They say. . . who says? . . . I don’t know, but I’ve heard that Art precedes Science by 50 years.
I just know that I saw this performance-art experiment on TV this morning. The experiment illustrates how at least two perspectives are required to transfer information back and forth across a boundary to bring something into being.
The hamster-wheel apartment moderates the behaviors of the two men on the wheel.

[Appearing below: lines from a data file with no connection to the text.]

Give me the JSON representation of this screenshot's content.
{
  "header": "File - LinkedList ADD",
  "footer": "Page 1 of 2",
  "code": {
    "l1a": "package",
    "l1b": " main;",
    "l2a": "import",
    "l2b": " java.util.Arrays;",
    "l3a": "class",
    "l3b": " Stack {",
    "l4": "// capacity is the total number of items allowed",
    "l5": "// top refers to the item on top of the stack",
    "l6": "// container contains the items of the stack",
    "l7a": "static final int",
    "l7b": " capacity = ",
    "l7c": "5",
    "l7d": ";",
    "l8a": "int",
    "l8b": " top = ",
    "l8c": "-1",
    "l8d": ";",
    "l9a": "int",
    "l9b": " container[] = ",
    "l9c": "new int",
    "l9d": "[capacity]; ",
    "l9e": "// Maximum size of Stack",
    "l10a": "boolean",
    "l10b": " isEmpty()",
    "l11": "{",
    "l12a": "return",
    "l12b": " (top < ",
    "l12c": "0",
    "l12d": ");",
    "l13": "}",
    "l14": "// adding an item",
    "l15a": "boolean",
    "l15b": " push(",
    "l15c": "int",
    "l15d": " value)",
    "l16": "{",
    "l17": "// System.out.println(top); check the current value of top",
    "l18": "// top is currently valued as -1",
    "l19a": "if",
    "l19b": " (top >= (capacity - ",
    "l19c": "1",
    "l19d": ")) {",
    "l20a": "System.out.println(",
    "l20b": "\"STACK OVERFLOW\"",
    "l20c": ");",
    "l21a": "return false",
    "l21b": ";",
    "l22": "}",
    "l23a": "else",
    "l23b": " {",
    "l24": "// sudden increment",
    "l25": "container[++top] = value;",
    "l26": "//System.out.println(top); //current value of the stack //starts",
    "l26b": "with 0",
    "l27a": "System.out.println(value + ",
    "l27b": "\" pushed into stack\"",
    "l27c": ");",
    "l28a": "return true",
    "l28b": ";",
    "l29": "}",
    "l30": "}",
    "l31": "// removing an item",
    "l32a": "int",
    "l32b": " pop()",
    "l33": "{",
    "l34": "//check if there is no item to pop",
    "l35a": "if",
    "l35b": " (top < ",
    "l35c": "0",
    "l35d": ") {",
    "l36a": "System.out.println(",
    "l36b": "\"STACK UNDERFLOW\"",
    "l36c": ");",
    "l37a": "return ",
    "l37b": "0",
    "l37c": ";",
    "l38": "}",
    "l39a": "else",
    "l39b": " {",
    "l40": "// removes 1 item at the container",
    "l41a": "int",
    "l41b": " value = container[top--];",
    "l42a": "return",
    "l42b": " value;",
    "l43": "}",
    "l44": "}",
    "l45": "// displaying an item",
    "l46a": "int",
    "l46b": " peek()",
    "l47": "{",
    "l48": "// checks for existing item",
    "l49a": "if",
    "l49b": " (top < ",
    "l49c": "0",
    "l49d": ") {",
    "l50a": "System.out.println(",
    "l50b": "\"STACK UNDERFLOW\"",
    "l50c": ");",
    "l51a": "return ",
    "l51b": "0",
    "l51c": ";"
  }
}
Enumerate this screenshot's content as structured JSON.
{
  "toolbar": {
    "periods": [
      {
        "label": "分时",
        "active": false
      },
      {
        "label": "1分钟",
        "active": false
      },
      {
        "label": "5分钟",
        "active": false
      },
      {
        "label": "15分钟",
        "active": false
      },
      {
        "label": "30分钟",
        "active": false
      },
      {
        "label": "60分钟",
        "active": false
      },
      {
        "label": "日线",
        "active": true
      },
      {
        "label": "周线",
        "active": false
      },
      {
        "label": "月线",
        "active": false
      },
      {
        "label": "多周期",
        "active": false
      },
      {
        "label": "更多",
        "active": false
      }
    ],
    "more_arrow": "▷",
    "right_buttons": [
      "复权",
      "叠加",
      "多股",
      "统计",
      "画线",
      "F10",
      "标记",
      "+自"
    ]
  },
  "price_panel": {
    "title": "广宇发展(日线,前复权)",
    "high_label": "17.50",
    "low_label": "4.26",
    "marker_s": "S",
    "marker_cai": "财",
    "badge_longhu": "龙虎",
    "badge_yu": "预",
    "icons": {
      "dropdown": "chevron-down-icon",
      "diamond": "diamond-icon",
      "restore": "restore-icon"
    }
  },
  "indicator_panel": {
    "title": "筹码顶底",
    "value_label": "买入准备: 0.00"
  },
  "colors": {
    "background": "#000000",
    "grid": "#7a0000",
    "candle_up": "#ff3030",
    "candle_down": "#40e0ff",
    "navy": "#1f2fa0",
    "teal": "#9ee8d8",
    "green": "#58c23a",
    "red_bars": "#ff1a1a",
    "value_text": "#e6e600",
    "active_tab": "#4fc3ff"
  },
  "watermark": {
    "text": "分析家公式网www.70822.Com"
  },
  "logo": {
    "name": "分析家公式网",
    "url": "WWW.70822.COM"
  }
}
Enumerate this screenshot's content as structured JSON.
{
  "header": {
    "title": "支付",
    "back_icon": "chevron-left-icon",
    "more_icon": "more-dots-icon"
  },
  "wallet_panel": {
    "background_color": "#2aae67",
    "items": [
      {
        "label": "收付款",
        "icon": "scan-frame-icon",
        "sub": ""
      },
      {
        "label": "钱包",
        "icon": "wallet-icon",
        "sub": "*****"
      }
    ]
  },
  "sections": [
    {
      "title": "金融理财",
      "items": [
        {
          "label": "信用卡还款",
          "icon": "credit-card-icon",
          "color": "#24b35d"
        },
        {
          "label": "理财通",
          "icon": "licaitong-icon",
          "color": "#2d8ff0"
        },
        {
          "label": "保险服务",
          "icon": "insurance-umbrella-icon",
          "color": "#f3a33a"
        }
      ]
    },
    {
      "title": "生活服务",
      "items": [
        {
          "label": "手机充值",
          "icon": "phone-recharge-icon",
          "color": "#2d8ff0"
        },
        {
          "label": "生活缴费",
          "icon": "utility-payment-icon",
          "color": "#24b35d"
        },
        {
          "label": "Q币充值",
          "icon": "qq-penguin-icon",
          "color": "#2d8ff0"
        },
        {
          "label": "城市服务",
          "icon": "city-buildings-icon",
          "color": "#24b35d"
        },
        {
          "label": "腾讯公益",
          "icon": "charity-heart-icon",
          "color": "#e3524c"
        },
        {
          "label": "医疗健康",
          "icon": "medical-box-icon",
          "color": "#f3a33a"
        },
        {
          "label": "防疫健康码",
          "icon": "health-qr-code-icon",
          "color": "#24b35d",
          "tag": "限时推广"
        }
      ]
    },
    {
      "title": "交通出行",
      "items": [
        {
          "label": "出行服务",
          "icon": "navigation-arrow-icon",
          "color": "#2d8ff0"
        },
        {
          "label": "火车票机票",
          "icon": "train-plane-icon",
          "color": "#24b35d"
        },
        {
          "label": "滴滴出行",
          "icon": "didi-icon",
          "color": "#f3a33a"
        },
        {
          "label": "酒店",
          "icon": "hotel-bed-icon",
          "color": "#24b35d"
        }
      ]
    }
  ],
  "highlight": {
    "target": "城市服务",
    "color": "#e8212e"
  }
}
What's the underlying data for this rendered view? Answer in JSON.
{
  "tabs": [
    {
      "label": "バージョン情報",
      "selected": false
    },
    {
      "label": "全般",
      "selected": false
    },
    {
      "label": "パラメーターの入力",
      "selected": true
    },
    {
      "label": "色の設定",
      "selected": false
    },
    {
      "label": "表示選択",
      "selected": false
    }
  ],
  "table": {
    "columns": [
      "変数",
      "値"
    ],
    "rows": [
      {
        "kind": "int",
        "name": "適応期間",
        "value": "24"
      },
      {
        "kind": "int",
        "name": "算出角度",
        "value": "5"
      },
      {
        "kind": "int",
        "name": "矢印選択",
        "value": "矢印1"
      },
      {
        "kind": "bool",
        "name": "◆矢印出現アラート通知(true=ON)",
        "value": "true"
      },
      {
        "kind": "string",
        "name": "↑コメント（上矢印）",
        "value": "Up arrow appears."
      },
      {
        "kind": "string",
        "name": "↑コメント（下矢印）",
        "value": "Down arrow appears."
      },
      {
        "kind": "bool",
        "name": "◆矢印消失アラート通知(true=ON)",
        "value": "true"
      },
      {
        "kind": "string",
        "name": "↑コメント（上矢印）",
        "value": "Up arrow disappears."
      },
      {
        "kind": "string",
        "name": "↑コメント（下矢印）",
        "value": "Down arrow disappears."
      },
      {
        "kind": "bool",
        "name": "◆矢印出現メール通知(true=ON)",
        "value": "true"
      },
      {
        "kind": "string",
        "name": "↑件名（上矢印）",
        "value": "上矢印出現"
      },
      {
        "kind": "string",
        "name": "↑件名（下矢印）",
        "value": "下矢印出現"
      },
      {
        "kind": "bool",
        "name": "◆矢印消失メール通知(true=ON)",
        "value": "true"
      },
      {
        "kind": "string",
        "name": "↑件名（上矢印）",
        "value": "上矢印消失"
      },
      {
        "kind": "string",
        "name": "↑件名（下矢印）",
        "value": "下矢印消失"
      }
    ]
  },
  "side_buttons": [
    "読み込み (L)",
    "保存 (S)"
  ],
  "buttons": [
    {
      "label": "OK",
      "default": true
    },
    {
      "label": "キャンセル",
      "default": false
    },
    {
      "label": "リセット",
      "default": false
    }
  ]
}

Across any boundary (even if it is only the expanding boundary of our universe) there must be mutual relationships, a sort of balance for the boundary to mediate information flow back and forth.
In my two-phase fluid flow experiment of an expanding droplet (two-dimensional universe) the boundary resembles a meniscus (a boundary between water and air in a straw, for instance). If we come to the meniscus from one side it’s shape is convex toward us, and if we come from the other side, the boundary is concave away from us. Both perspectives must match for information about the pressures and tensions between and within the air and water are to be communicated with perfection.
On this website, we attempt to look at existence in the physical universe as a result of a relationship of two systems, each with its own perspective.
Just as the fluids across a meniscus must adjust to each other’s properties, the men in the hamster-wheel compartment must adjust to each other’s habits.